Living God, we turn to you now with our concerns for people, for places and for situations which are on our hearts today. As we long for your Kingdom to come and for fulness of life for all, we ask you to renew our trust and our hope and to show us how we can begin to answer some of our own prayers. We hold up to you those whose needs are most basic. Those who do not have clean water to drink or enough food to eat. Those who lack proper shelter or have no access to education, or health care. Those whose homes and livelihoods have been destroyed by war, by natural disaster, or by the violence, power plays and greed of others. Those who do not have a safe place to call home or a stable family and friends with which to share their lives. Lord in your mercy, hear our prayer
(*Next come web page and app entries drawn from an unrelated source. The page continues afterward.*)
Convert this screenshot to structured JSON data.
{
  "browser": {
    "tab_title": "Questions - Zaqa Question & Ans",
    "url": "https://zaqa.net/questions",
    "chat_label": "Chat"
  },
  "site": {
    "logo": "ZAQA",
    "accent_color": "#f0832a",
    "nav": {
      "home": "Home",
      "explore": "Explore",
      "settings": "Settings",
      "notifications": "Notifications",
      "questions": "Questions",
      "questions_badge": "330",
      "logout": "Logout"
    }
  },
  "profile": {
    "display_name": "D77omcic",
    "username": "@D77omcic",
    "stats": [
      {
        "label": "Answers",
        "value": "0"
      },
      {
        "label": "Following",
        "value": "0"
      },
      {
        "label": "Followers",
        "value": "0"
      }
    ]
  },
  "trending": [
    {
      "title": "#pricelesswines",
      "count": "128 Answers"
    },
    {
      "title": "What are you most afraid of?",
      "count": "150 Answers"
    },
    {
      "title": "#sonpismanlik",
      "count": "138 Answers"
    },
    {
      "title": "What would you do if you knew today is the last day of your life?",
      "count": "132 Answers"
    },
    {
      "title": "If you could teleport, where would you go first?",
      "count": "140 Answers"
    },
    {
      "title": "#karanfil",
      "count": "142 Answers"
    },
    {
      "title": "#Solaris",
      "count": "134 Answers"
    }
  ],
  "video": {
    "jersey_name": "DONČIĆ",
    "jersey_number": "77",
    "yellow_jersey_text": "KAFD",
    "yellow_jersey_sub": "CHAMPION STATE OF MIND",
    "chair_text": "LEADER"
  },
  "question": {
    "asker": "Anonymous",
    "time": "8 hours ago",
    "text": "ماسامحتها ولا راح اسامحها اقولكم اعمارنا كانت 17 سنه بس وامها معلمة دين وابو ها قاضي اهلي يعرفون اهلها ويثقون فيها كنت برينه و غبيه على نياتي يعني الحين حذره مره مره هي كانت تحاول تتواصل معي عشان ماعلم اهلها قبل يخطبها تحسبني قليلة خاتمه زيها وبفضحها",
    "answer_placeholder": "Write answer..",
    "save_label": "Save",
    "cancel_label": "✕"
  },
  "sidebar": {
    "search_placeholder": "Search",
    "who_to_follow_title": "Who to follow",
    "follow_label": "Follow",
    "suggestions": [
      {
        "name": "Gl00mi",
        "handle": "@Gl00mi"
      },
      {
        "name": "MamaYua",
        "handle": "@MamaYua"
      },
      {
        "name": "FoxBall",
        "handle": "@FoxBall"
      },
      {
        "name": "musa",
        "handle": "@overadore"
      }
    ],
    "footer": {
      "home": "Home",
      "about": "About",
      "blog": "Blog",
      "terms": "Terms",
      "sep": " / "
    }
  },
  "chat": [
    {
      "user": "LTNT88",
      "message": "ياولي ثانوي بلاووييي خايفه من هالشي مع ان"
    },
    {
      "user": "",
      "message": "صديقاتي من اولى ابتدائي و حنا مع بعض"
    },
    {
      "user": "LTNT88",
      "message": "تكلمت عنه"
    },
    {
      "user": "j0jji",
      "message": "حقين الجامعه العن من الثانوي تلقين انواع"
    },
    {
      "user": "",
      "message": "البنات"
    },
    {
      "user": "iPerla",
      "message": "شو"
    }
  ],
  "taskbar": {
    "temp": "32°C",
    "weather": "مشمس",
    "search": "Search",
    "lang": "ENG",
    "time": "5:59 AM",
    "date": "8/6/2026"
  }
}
We thank you for the cool clear water that flows in mountain streams. We are conscious of the many ways in which humanity has polluted water courses, through overflows from industry, waste and treatment plants. Through plastic, chemicals, and rubbish. We know that many people have no clean water in which to bathe or even to drink and that pollution is destroying habitats and wildlife and choking the life from rivers, lakes and seas. We ask for a renewal of our habits leading to a renewal of habitats across our world.
Lord in your mercy, hear our prayer
We ask your blessing on all who are involved with Fairtrade, lifting before you the producers as they grow their crops and craft their works. Bless them in their endeavours and grant them wisdom and discernment as they make decisions about how to use the benefits of Fairtrade.
Lord in your mercy, hear our prayer
We pray for the Church, that your Spirit may bring us close to Christ and closer to each other. We ask your blessing on the work of Crossreach, for the staff of all the various centres as they give care to so many.
Lord in your mercy, hear our prayer
Be with all who are on the margins of society, all who struggle to have a voice and make themselves heard. Be with all who are sick in body or mind or spirit. Be with all waiting for operations. Bless all who have lost loved ones and are feeling lost themselves. We pray in silence for those whose names are on our hearts.
Hymn 458 – At the name of Jesus